If your community covers a large geographic area, you may require additional satellite locations. Assign an Assistant Youth Count Coordinator to each satellite location and communicate with them throughout the count.

If your count exceeds 24 hours, you may need to develop an alternative approach to the count administration (ex. service count volunteers meet at their assigned services, rather than at designated headquarters). 

Helpful Resource

PiT Count Logistics (PPT) – Jesse Donaldson, PiT Count Coordinator, Canadian Observatory on Homelessness

*Available on the COH Workspace on Homelessness

Command Station

Create a command station, where a group of volunteers is tasked with tracking team progress, monitoring the whereabouts of volunteers and reporting any problems to the Youth Count Coordinator. The command station should phone Team Leaders once every hour. Team Leaders should provide a status update, report any concerns, and take inventory of their supplies. The command station can dispatch extra resources, if required. Keep a “jump team” on hand—an extra group of volunteers—to deliver supplies and/or provide extra support to teams in the field.

Youth Count Partners


Consider asking trusted members of your Youth Subcommittee to lead the command station. 

Ensure your Youth Count partners are clear about their roles and responsibilities on the day of the count. Set up clear channels of communication. How will information be passed from you to the various partners? Vice-versa? In the event of an emergency, you will need to quickly mobilize your partners. The table below provides suggested roles for key Youth Count partners.



On the day of the count, police may choose to increase patrol. Ensure they do not “clear away” any youth or encampments. In some communities, police provide a dedicated phone number for the Count Coordinator to contact during the count. Consider inviting a police officer to headquarters to remind volunteers of the safety protocols.


Media can provide beneficial coverage on the day of the count. Work with media in advance to develop guidelines for their participation. We strongly discourage inviting media to accompany survey volunteers, attend magnet events or visit service locations out of respect for participants’ privacy.

Shelter/Service Staff

Ensure you have a key contact at every shelter and service location where you are surveying. Ask the key contacts to check in with you, or the command station, periodically. Be prepared to provide services with additional supplies and survey volunteers, if requested.

Counselling Support

Where possible, counselling support should be available to youth who request it.  Ask qualified staff to be on call, should a youth require support after participating in the Youth Count survey.

Outreach Teams

Outreach teams should be on standby to provide immediate support to youth who are in distress or request support. Outreach teams should be dispatched when a homeless youth, under the age of 16, is found in an unsheltered or unsafe location. Communities without youth outreach teams should work with youth services and staff to form a temporary response team for the count.

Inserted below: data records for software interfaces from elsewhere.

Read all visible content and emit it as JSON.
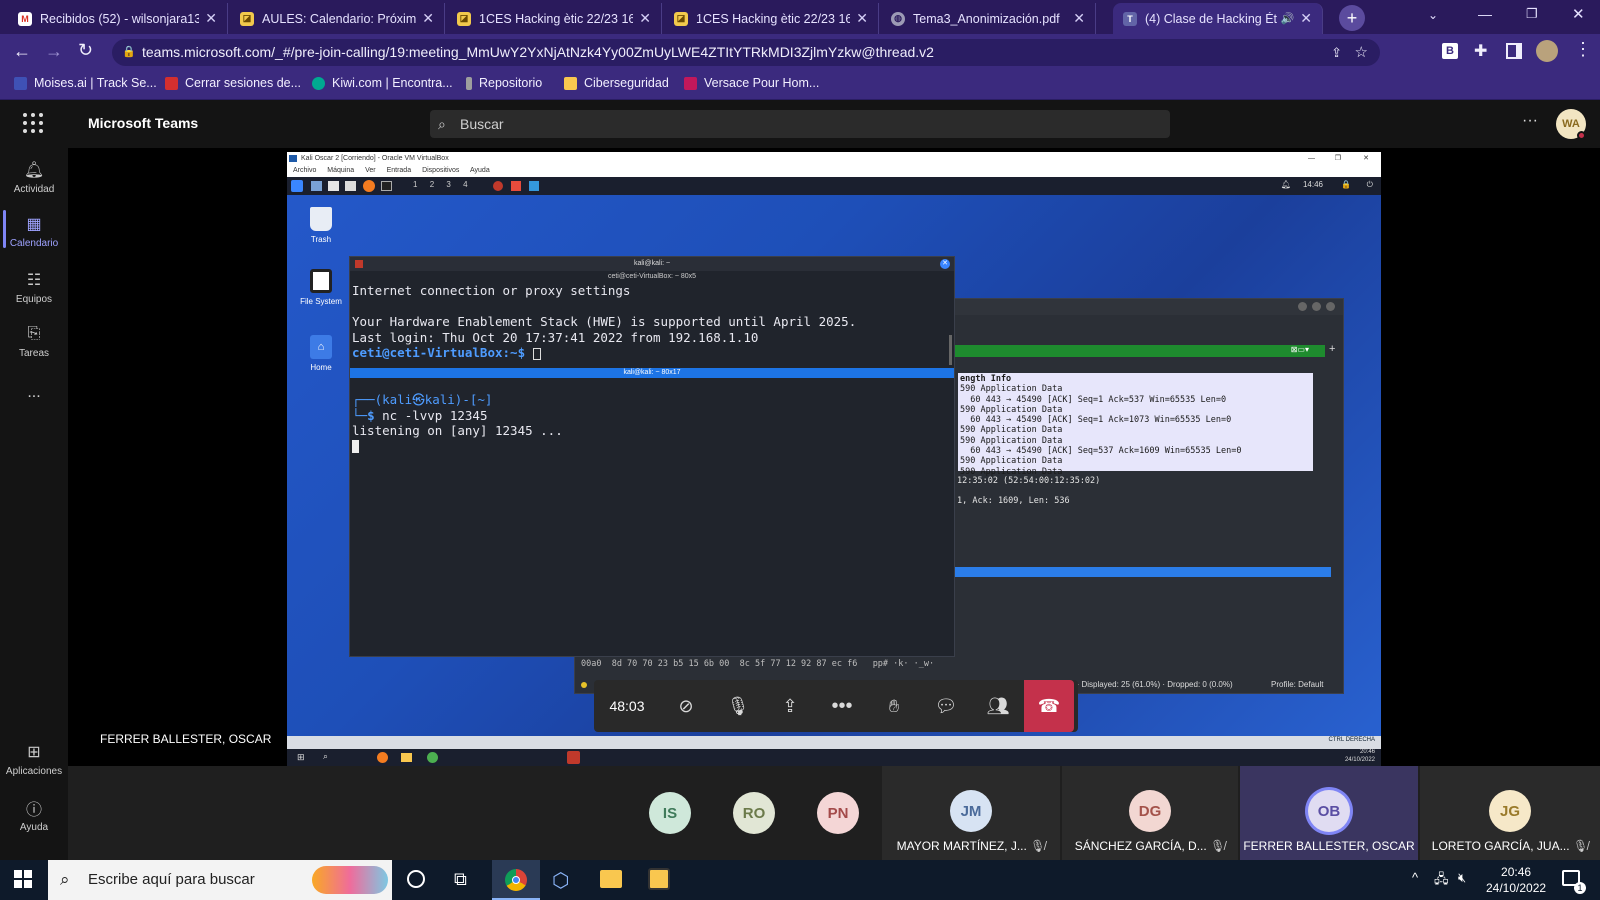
{
  "browser": {
    "tabs": [
      {
        "title": "Recibidos (52) - wilsonjara13",
        "icon": "gmail-icon",
        "active": false
      },
      {
        "title": "AULES: Calendario: Próximos",
        "icon": "aules-icon",
        "active": false
      },
      {
        "title": "1CES Hacking ètic 22/23 166",
        "icon": "aules-icon",
        "active": false
      },
      {
        "title": "1CES Hacking ètic 22/23 166",
        "icon": "aules-icon",
        "active": false
      },
      {
        "title": "Tema3_Anonimización.pdf",
        "icon": "globe-icon",
        "active": false
      },
      {
        "title": "(4) Clase de Hacking Étic",
        "icon": "teams-icon",
        "active": true
      }
    ],
    "url": "teams.microsoft.com/_#/pre-join-calling/19:meeting_MmUwY2YxNjAtNzk4Yy00ZmUyLWE4ZTItYTRkMDI3ZjlmYzkw@thread.v2",
    "bookmarks": [
      {
        "label": "Moises.ai | Track Se...",
        "color": "#3f51b5"
      },
      {
        "label": "Cerrar sesiones de...",
        "color": "#d32f2f"
      },
      {
        "label": "Kiwi.com | Encontra...",
        "color": "#00a991"
      },
      {
        "label": "Repositorio",
        "color": "#9e9e9e"
      },
      {
        "label": "Ciberseguridad",
        "color": "#f9c74f"
      },
      {
        "label": "Versace Pour Hom...",
        "color": "#c2185b"
      }
    ],
    "profile_initial": "B"
  },
  "teams": {
    "app_name": "Microsoft Teams",
    "search_placeholder": "Buscar",
    "user_initials": "WA",
    "rail": [
      {
        "label": "Actividad",
        "icon": "bell-icon",
        "active": false
      },
      {
        "label": "Calendario",
        "icon": "calendar-icon",
        "active": true
      },
      {
        "label": "Equipos",
        "icon": "teams-icon",
        "active": false
      },
      {
        "label": "Tareas",
        "icon": "tasks-icon",
        "active": false
      },
      {
        "label": "...",
        "icon": "more-icon",
        "active": false
      }
    ],
    "rail_bottom": [
      {
        "label": "Aplicaciones",
        "icon": "apps-icon"
      },
      {
        "label": "Ayuda",
        "icon": "help-icon"
      }
    ],
    "presenter_name": "FERRER BALLESTER, OSCAR",
    "call_timer": "48:03",
    "participants_small": [
      {
        "initials": "IS",
        "bg": "#cfe8da",
        "fg": "#3f7a5a"
      },
      {
        "initials": "RO",
        "bg": "#e1e6d5",
        "fg": "#6b7a4a"
      },
      {
        "initials": "PN",
        "bg": "#f4d6d6",
        "fg": "#a34a4a"
      }
    ],
    "participants": [
      {
        "initials": "JM",
        "name": "MAYOR MARTÍNEZ, J...",
        "bg": "#d7e3f3",
        "fg": "#4a6a9a",
        "muted": true,
        "active": false
      },
      {
        "initials": "DG",
        "name": "SÁNCHEZ GARCÍA, D...",
        "bg": "#f2d7d2",
        "fg": "#a3524a",
        "muted": true,
        "active": false
      },
      {
        "initials": "OB",
        "name": "FERRER BALLESTER, OSCAR",
        "bg": "#e0dcf2",
        "fg": "#5a4ea3",
        "muted": false,
        "active": true
      },
      {
        "initials": "JG",
        "name": "LORETO GARCÍA, JUA...",
        "bg": "#f6e8c8",
        "fg": "#9a7a2a",
        "muted": true,
        "active": false
      }
    ]
  },
  "vm": {
    "title": "Kali Oscar 2 [Corriendo] - Oracle VM VirtualBox",
    "menu": [
      "Archivo",
      "Máquina",
      "Ver",
      "Entrada",
      "Dispositivos",
      "Ayuda"
    ],
    "workspaces": [
      "1",
      "2",
      "3",
      "4"
    ],
    "clock": "14:46",
    "desktop_icons": [
      "Trash",
      "File System",
      "Home"
    ],
    "terminal": {
      "title": "kali@kali: ~",
      "subtitle": "ceti@ceti-VirtualBox: ~ 80x5",
      "top_lines": [
        "Internet connection or proxy settings",
        "",
        "Your Hardware Enablement Stack (HWE) is supported until April 2025.",
        "Last login: Thu Oct 20 17:37:41 2022 from 192.168.1.10"
      ],
      "remote_prompt": "ceti@ceti-VirtualBox:~$",
      "pane_title": "kali@kali: ~ 80x17",
      "prompt_user": "(kali㉿kali)-[~]",
      "command": "nc -lvvp 12345",
      "output": "listening on [any] 12345 ..."
    },
    "wireshark": {
      "header": "ength Info",
      "rows": [
        "590 Application Data",
        "  60 443 → 45490 [ACK] Seq=1 Ack=537 Win=65535 Len=0",
        "590 Application Data",
        "  60 443 → 45490 [ACK] Seq=1 Ack=1073 Win=65535 Len=0",
        "590 Application Data",
        "590 Application Data",
        "  60 443 → 45490 [ACK] Seq=537 Ack=1609 Win=65535 Len=0",
        "590 Application Data",
        "590 Application Data"
      ],
      "detail1": "12:35:02 (52:54:00:12:35:02)",
      "detail2": "1, Ack: 1609, Len: 536",
      "hex_line": "00a0  8d 70 70 23 b5 15 6b 00  8c 5f 77 12 92 87 ec f6   pp# ·k· ·_w·",
      "status": "s: 41 · Displayed: 25 (61.0%) · Dropped: 0 (0.0%)",
      "profile": "Profile: Default"
    },
    "win_clock": "20:46",
    "win_date": "24/10/2022",
    "host_key": "CTRL DERECHA"
  },
  "windows": {
    "search_placeholder": "Escribe aquí para buscar",
    "time": "20:46",
    "date": "24/10/2022",
    "notification_count": "1"
  }
}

As noted, it is important to convene survey volunteers at the end of the count. First, this allows you to ensure that all volunteers have safely finished the count. Second, volunteers may be more willing to share experiences or concerns immediately after the event rather than later. Finally, and importantly, a debriefing session allows you, or a designated partner, to review the survey forms and clarify any inconsistencies or missing fields.

For more information:

Refer to the COH PiT Count Toolkit: Count Logistics for further guidance.

A Youth Count is a complex logistical exercise with many moving parts. It is important to remember that no count will be perfect. However, with adequate planning and foresight, implementing a successful count is possible. While some unforeseen circumstances out of your control may occur, always make the safety of youth and your volunteers your main priority. Potential risks can be mitigated through volunteer training and management. The following section provides guidance on how to manage and train volunteers, prepare for the day of the count, and conduct the count ethically and safely.